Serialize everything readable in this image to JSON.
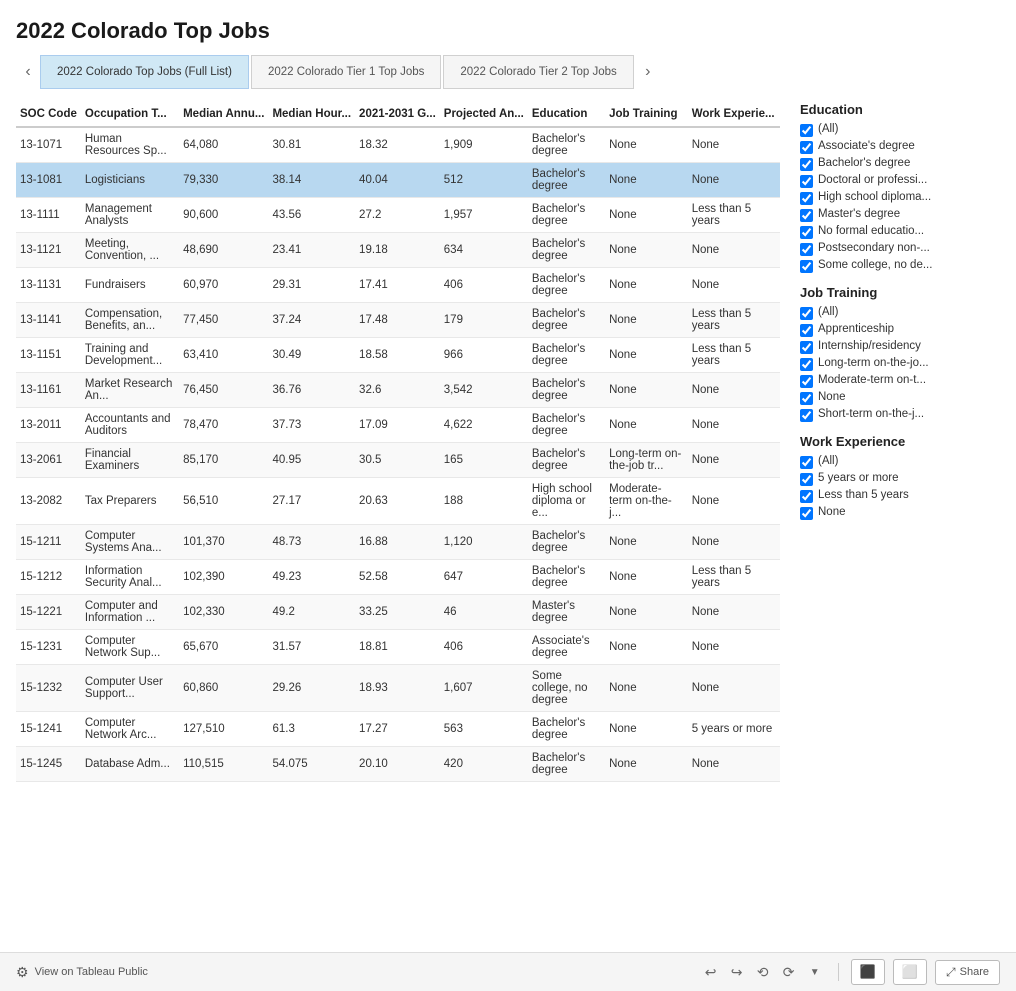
{
  "title": "2022 Colorado Top Jobs",
  "tabs": [
    {
      "label": "2022 Colorado Top Jobs (Full List)",
      "active": true
    },
    {
      "label": "2022 Colorado Tier 1 Top Jobs",
      "active": false
    },
    {
      "label": "2022 Colorado Tier 2 Top Jobs",
      "active": false
    }
  ],
  "columns": [
    {
      "key": "soc",
      "label": "SOC Code"
    },
    {
      "key": "occ",
      "label": "Occupation T..."
    },
    {
      "key": "ann",
      "label": "Median Annu..."
    },
    {
      "key": "hour",
      "label": "Median Hour..."
    },
    {
      "key": "growth",
      "label": "2021-2031 G..."
    },
    {
      "key": "proj",
      "label": "Projected An..."
    },
    {
      "key": "edu",
      "label": "Education"
    },
    {
      "key": "train",
      "label": "Job Training"
    },
    {
      "key": "work",
      "label": "Work Experie..."
    }
  ],
  "rows": [
    {
      "soc": "13-1071",
      "occ": "Human Resources Sp...",
      "ann": "64,080",
      "hour": "30.81",
      "growth": "18.32",
      "proj": "1,909",
      "edu": "Bachelor's degree",
      "train": "None",
      "work": "None",
      "highlight": false
    },
    {
      "soc": "13-1081",
      "occ": "Logisticians",
      "ann": "79,330",
      "hour": "38.14",
      "growth": "40.04",
      "proj": "512",
      "edu": "Bachelor's degree",
      "train": "None",
      "work": "None",
      "highlight": true
    },
    {
      "soc": "13-1111",
      "occ": "Management Analysts",
      "ann": "90,600",
      "hour": "43.56",
      "growth": "27.2",
      "proj": "1,957",
      "edu": "Bachelor's degree",
      "train": "None",
      "work": "Less than 5 years",
      "highlight": false
    },
    {
      "soc": "13-1121",
      "occ": "Meeting, Convention, ...",
      "ann": "48,690",
      "hour": "23.41",
      "growth": "19.18",
      "proj": "634",
      "edu": "Bachelor's degree",
      "train": "None",
      "work": "None",
      "highlight": false
    },
    {
      "soc": "13-1131",
      "occ": "Fundraisers",
      "ann": "60,970",
      "hour": "29.31",
      "growth": "17.41",
      "proj": "406",
      "edu": "Bachelor's degree",
      "train": "None",
      "work": "None",
      "highlight": false
    },
    {
      "soc": "13-1141",
      "occ": "Compensation, Benefits, an...",
      "ann": "77,450",
      "hour": "37.24",
      "growth": "17.48",
      "proj": "179",
      "edu": "Bachelor's degree",
      "train": "None",
      "work": "Less than 5 years",
      "highlight": false
    },
    {
      "soc": "13-1151",
      "occ": "Training and Development...",
      "ann": "63,410",
      "hour": "30.49",
      "growth": "18.58",
      "proj": "966",
      "edu": "Bachelor's degree",
      "train": "None",
      "work": "Less than 5 years",
      "highlight": false
    },
    {
      "soc": "13-1161",
      "occ": "Market Research An...",
      "ann": "76,450",
      "hour": "36.76",
      "growth": "32.6",
      "proj": "3,542",
      "edu": "Bachelor's degree",
      "train": "None",
      "work": "None",
      "highlight": false
    },
    {
      "soc": "13-2011",
      "occ": "Accountants and Auditors",
      "ann": "78,470",
      "hour": "37.73",
      "growth": "17.09",
      "proj": "4,622",
      "edu": "Bachelor's degree",
      "train": "None",
      "work": "None",
      "highlight": false
    },
    {
      "soc": "13-2061",
      "occ": "Financial Examiners",
      "ann": "85,170",
      "hour": "40.95",
      "growth": "30.5",
      "proj": "165",
      "edu": "Bachelor's degree",
      "train": "Long-term on-the-job tr...",
      "work": "None",
      "highlight": false
    },
    {
      "soc": "13-2082",
      "occ": "Tax Preparers",
      "ann": "56,510",
      "hour": "27.17",
      "growth": "20.63",
      "proj": "188",
      "edu": "High school diploma or e...",
      "train": "Moderate-term on-the-j...",
      "work": "None",
      "highlight": false
    },
    {
      "soc": "15-1211",
      "occ": "Computer Systems Ana...",
      "ann": "101,370",
      "hour": "48.73",
      "growth": "16.88",
      "proj": "1,120",
      "edu": "Bachelor's degree",
      "train": "None",
      "work": "None",
      "highlight": false
    },
    {
      "soc": "15-1212",
      "occ": "Information Security Anal...",
      "ann": "102,390",
      "hour": "49.23",
      "growth": "52.58",
      "proj": "647",
      "edu": "Bachelor's degree",
      "train": "None",
      "work": "Less than 5 years",
      "highlight": false
    },
    {
      "soc": "15-1221",
      "occ": "Computer and Information ...",
      "ann": "102,330",
      "hour": "49.2",
      "growth": "33.25",
      "proj": "46",
      "edu": "Master's degree",
      "train": "None",
      "work": "None",
      "highlight": false
    },
    {
      "soc": "15-1231",
      "occ": "Computer Network Sup...",
      "ann": "65,670",
      "hour": "31.57",
      "growth": "18.81",
      "proj": "406",
      "edu": "Associate's degree",
      "train": "None",
      "work": "None",
      "highlight": false
    },
    {
      "soc": "15-1232",
      "occ": "Computer User Support...",
      "ann": "60,860",
      "hour": "29.26",
      "growth": "18.93",
      "proj": "1,607",
      "edu": "Some college, no degree",
      "train": "None",
      "work": "None",
      "highlight": false
    },
    {
      "soc": "15-1241",
      "occ": "Computer Network Arc...",
      "ann": "127,510",
      "hour": "61.3",
      "growth": "17.27",
      "proj": "563",
      "edu": "Bachelor's degree",
      "train": "None",
      "work": "5 years or more",
      "highlight": false
    },
    {
      "soc": "15-1245",
      "occ": "Database Adm...",
      "ann": "110,515",
      "hour": "54.075",
      "growth": "20.10",
      "proj": "420",
      "edu": "Bachelor's degree",
      "train": "None",
      "work": "None",
      "highlight": false
    }
  ],
  "filters": {
    "education": {
      "title": "Education",
      "items": [
        {
          "label": "(All)",
          "checked": true
        },
        {
          "label": "Associate's degree",
          "checked": true
        },
        {
          "label": "Bachelor's degree",
          "checked": true
        },
        {
          "label": "Doctoral or professi...",
          "checked": true
        },
        {
          "label": "High school diploma...",
          "checked": true
        },
        {
          "label": "Master's degree",
          "checked": true
        },
        {
          "label": "No formal educatio...",
          "checked": true
        },
        {
          "label": "Postsecondary non-...",
          "checked": true
        },
        {
          "label": "Some college, no de...",
          "checked": true
        }
      ]
    },
    "jobTraining": {
      "title": "Job Training",
      "items": [
        {
          "label": "(All)",
          "checked": true
        },
        {
          "label": "Apprenticeship",
          "checked": true
        },
        {
          "label": "Internship/residency",
          "checked": true
        },
        {
          "label": "Long-term on-the-jo...",
          "checked": true
        },
        {
          "label": "Moderate-term on-t...",
          "checked": true
        },
        {
          "label": "None",
          "checked": true
        },
        {
          "label": "Short-term on-the-j...",
          "checked": true
        }
      ]
    },
    "workExperience": {
      "title": "Work Experience",
      "items": [
        {
          "label": "(All)",
          "checked": true
        },
        {
          "label": "5 years or more",
          "checked": true
        },
        {
          "label": "Less than 5 years",
          "checked": true
        },
        {
          "label": "None",
          "checked": true
        }
      ]
    }
  },
  "bottomBar": {
    "tableauLabel": "View on Tableau Public",
    "shareLabel": "Share"
  }
}
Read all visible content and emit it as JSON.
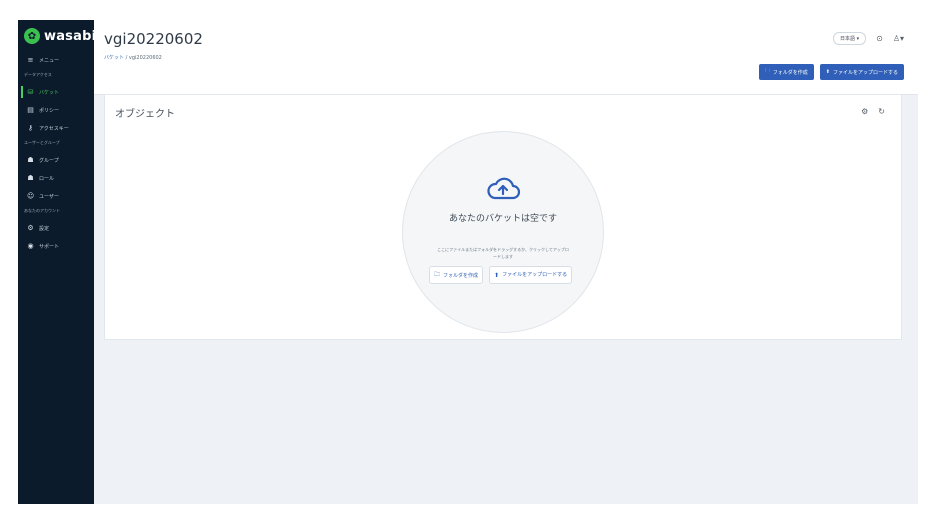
{
  "app": {
    "logo_text": "wasabi"
  },
  "sidebar": {
    "items": [
      {
        "id": "menu",
        "icon": "menu-icon",
        "glyph": "≡",
        "label": "メニュー"
      },
      {
        "section": true,
        "label": "データアクセス"
      },
      {
        "id": "buckets",
        "icon": "bucket-icon",
        "glyph": "⛁",
        "label": "バケット",
        "active": true
      },
      {
        "id": "policy",
        "icon": "document-icon",
        "glyph": "▤",
        "label": "ポリシー"
      },
      {
        "id": "access-keys",
        "icon": "key-icon",
        "glyph": "⚷",
        "label": "アクセスキー"
      },
      {
        "section": true,
        "label": "ユーザーとグループ"
      },
      {
        "id": "groups",
        "icon": "group-icon",
        "glyph": "☗",
        "label": "グループ"
      },
      {
        "id": "roles",
        "icon": "role-icon",
        "glyph": "☗",
        "label": "ロール"
      },
      {
        "id": "users",
        "icon": "user-icon",
        "glyph": "☺",
        "label": "ユーザー"
      },
      {
        "section": true,
        "label": "あなたのアカウント"
      },
      {
        "id": "settings",
        "icon": "gear-icon",
        "glyph": "⚙",
        "label": "設定"
      },
      {
        "id": "support",
        "icon": "support-icon",
        "glyph": "◉",
        "label": "サポート"
      }
    ]
  },
  "header": {
    "bucket_name": "vgi20220602",
    "breadcrumb": {
      "root": "バケット",
      "sep": "/",
      "current": "vgi20220602"
    },
    "language": "日本語 ▾",
    "help_icon": "clock-icon",
    "user_icon": "user-icon",
    "actions": [
      {
        "icon": "folder-icon",
        "glyph": "🗀",
        "label": "フォルダを作成"
      },
      {
        "icon": "upload-icon",
        "glyph": "⬆",
        "label": "ファイルをアップロードする"
      }
    ]
  },
  "objects": {
    "title": "オブジェクト",
    "panel_icons": [
      "settings-icon",
      "refresh-icon"
    ],
    "empty": {
      "title": "あなたのバケットは空です",
      "subtitle": "ここにファイルまたはフォルダをドラッグするか、クリックしてアップロードします",
      "buttons": [
        {
          "icon": "folder-icon",
          "glyph": "🗀",
          "label": "フォルダを作成"
        },
        {
          "icon": "upload-icon",
          "glyph": "⬆",
          "label": "ファイルをアップロードする"
        }
      ]
    }
  },
  "colors": {
    "sidebar_bg": "#0b1b2b",
    "accent_green": "#4ad05c",
    "primary_blue": "#2f5fb8",
    "panel_bg": "#ffffff",
    "content_bg": "#eef2f6"
  }
}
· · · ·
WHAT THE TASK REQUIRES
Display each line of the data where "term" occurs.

TASK RESPONSE
      "train": "Long-term on-the-job tr...",
      "train": "Moderate-term on-the-j...",
          "label": "Long-term on-the-jo...",
          "label": "Moderate-term on-t...",
          "label": "Short-term on-the-j...",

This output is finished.